▶ **Collected data**:

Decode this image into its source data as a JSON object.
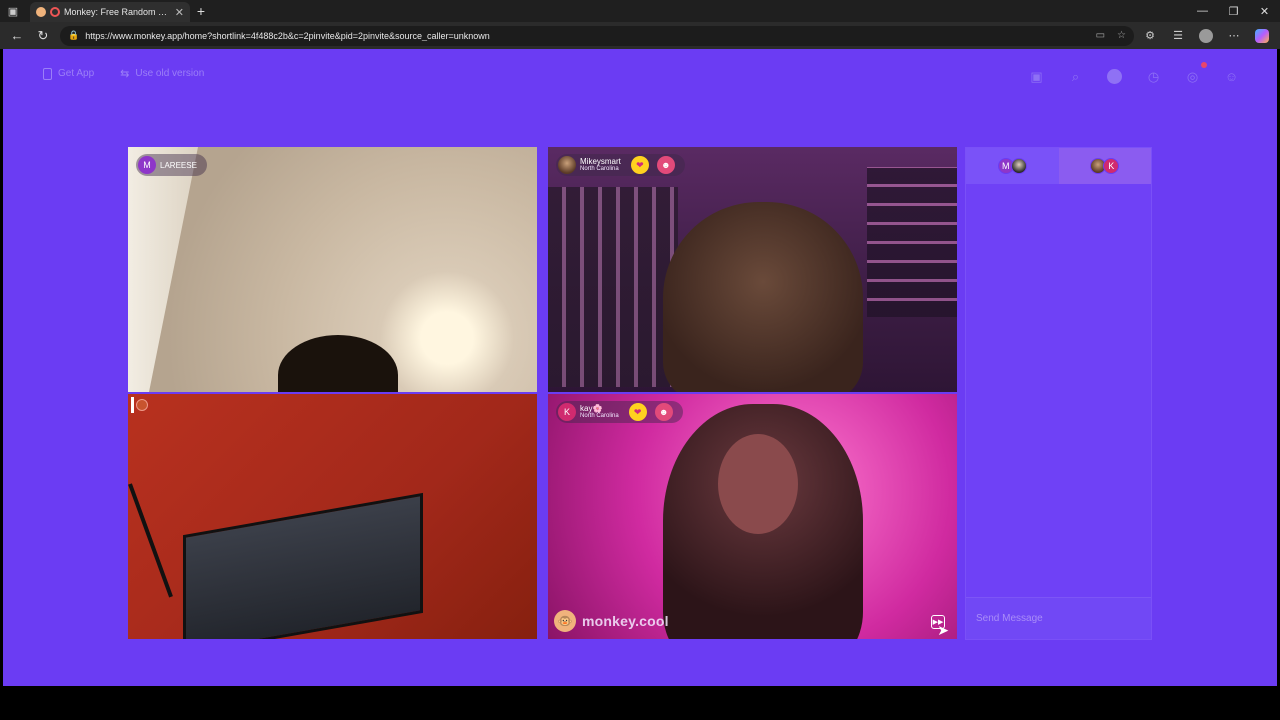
{
  "browser": {
    "tab_title": "Monkey: Free Random Video",
    "tab_close": "✕",
    "new_tab": "+",
    "url": "https://www.monkey.app/home?shortlink=4f488c2b&c=2pinvite&pid=2pinvite&source_caller=unknown",
    "window_controls": {
      "minimize": "—",
      "maximize": "❐",
      "close": "✕"
    }
  },
  "topnav": {
    "get_app": "Get App",
    "use_old_version": "Use old version"
  },
  "tiles": {
    "t1": {
      "avatar_letter": "M",
      "name": "LAREESE"
    },
    "t2": {
      "name": "Mikeysmart",
      "location": "North Carolina"
    },
    "t4": {
      "avatar_letter": "K",
      "name": "kay🌸",
      "location": "North Carolina"
    }
  },
  "watermark": {
    "text": "monkey.cool",
    "logo": "🐵"
  },
  "chat": {
    "tab1": {
      "letter": "M"
    },
    "tab2": {
      "letter": "K"
    },
    "input_placeholder": "Send Message"
  }
}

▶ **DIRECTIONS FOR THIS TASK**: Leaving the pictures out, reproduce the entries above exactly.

▶ **WRITTEN ANSWER**:
Decode this image into its source data as a JSON object.
{
  "browser": {
    "tab_title": "Monkey: Free Random Video",
    "tab_close": "✕",
    "new_tab": "+",
    "url": "https://www.monkey.app/home?shortlink=4f488c2b&c=2pinvite&pid=2pinvite&source_caller=unknown",
    "window_controls": {
      "minimize": "—",
      "maximize": "❐",
      "close": "✕"
    }
  },
  "topnav": {
    "get_app": "Get App",
    "use_old_version": "Use old version"
  },
  "tiles": {
    "t1": {
      "avatar_letter": "M",
      "name": "LAREESE"
    },
    "t2": {
      "name": "Mikeysmart",
      "location": "North Carolina"
    },
    "t4": {
      "avatar_letter": "K",
      "name": "kay🌸",
      "location": "North Carolina"
    }
  },
  "watermark": {
    "text": "monkey.cool",
    "logo": "🐵"
  },
  "chat": {
    "tab1": {
      "letter": "M"
    },
    "tab2": {
      "letter": "K"
    },
    "input_placeholder": "Send Message"
  }
}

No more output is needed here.